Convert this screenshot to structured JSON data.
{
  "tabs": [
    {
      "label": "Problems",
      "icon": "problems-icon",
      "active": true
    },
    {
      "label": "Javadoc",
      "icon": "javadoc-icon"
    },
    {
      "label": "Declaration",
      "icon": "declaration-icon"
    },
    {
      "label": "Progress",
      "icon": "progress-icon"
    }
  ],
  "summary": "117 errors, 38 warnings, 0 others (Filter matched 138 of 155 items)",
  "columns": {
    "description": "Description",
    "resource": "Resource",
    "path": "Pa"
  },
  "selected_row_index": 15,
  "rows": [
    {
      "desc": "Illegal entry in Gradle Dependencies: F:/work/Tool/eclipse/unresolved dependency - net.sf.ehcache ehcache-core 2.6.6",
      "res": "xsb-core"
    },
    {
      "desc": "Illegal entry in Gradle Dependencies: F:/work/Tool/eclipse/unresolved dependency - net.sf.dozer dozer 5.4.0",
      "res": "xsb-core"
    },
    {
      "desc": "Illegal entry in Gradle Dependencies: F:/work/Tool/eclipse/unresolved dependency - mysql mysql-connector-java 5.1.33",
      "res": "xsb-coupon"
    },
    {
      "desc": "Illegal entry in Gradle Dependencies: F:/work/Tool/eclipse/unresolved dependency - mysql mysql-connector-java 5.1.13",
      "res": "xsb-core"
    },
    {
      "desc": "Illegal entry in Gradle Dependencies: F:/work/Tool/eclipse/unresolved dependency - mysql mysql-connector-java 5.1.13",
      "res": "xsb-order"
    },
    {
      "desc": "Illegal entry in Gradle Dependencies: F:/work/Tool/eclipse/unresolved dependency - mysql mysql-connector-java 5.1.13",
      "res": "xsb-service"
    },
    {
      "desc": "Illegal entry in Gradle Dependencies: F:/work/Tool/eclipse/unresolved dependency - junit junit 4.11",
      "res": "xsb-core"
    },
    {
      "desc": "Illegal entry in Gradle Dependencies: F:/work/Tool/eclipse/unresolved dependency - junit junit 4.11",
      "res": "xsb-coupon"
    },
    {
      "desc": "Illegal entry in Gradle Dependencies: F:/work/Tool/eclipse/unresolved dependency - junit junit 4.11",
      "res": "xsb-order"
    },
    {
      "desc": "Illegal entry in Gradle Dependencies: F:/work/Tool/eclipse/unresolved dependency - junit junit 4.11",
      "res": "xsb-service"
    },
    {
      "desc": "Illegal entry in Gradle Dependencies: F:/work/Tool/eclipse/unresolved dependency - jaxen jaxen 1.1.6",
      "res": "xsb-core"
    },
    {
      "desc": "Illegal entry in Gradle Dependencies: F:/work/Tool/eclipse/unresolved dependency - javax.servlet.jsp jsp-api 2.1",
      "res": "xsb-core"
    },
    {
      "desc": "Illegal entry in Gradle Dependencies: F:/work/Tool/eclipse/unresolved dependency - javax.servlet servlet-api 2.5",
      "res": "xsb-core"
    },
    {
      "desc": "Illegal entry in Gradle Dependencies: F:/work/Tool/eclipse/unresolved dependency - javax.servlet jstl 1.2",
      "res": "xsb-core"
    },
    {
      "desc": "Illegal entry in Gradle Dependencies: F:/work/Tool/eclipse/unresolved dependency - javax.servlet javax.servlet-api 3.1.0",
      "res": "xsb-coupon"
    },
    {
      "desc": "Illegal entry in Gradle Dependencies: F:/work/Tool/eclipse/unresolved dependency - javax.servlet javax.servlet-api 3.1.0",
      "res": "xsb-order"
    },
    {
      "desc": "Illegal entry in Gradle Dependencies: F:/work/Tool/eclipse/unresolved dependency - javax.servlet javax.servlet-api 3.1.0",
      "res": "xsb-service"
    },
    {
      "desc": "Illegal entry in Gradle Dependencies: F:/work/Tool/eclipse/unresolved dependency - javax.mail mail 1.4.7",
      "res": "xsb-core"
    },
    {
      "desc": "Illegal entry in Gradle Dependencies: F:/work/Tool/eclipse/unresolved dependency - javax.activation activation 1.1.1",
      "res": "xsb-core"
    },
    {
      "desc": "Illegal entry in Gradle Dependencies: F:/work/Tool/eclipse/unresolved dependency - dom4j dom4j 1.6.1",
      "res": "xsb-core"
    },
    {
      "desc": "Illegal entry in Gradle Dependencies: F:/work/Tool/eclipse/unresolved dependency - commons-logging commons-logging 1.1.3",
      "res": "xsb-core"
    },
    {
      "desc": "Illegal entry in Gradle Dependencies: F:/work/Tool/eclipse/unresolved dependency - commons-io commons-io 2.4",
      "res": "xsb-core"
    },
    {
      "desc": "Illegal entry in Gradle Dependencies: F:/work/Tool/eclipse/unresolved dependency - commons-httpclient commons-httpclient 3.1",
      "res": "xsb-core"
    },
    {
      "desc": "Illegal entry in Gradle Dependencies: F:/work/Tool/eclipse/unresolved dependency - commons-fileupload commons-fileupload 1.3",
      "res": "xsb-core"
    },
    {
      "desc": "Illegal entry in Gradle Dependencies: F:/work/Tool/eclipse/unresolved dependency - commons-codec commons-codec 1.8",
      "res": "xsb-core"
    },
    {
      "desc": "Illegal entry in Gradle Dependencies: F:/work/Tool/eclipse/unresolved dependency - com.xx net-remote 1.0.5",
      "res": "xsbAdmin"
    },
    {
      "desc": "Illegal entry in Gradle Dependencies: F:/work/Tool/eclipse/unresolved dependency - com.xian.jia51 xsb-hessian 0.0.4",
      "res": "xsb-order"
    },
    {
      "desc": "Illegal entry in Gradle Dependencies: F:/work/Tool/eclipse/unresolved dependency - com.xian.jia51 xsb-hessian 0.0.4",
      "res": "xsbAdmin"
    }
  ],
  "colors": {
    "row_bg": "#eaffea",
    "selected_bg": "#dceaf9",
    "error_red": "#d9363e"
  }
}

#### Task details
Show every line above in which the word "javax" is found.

#### Completed task
      "desc": "Illegal entry in Gradle Dependencies: F:/work/Tool/eclipse/unresolved dependency - javax.servlet.jsp jsp-api 2.1",
      "desc": "Illegal entry in Gradle Dependencies: F:/work/Tool/eclipse/unresolved dependency - javax.servlet servlet-api 2.5",
      "desc": "Illegal entry in Gradle Dependencies: F:/work/Tool/eclipse/unresolved dependency - javax.servlet jstl 1.2",
      "desc": "Illegal entry in Gradle Dependencies: F:/work/Tool/eclipse/unresolved dependency - javax.servlet javax.servlet-api 3.1.0",
      "desc": "Illegal entry in Gradle Dependencies: F:/work/Tool/eclipse/unresolved dependency - javax.servlet javax.servlet-api 3.1.0",
      "desc": "Illegal entry in Gradle Dependencies: F:/work/Tool/eclipse/unresolved dependency - javax.servlet javax.servlet-api 3.1.0",
      "desc": "Illegal entry in Gradle Dependencies: F:/work/Tool/eclipse/unresolved dependency - javax.mail mail 1.4.7",
      "desc": "Illegal entry in Gradle Dependencies: F:/work/Tool/eclipse/unresolved dependency - javax.activation activation 1.1.1",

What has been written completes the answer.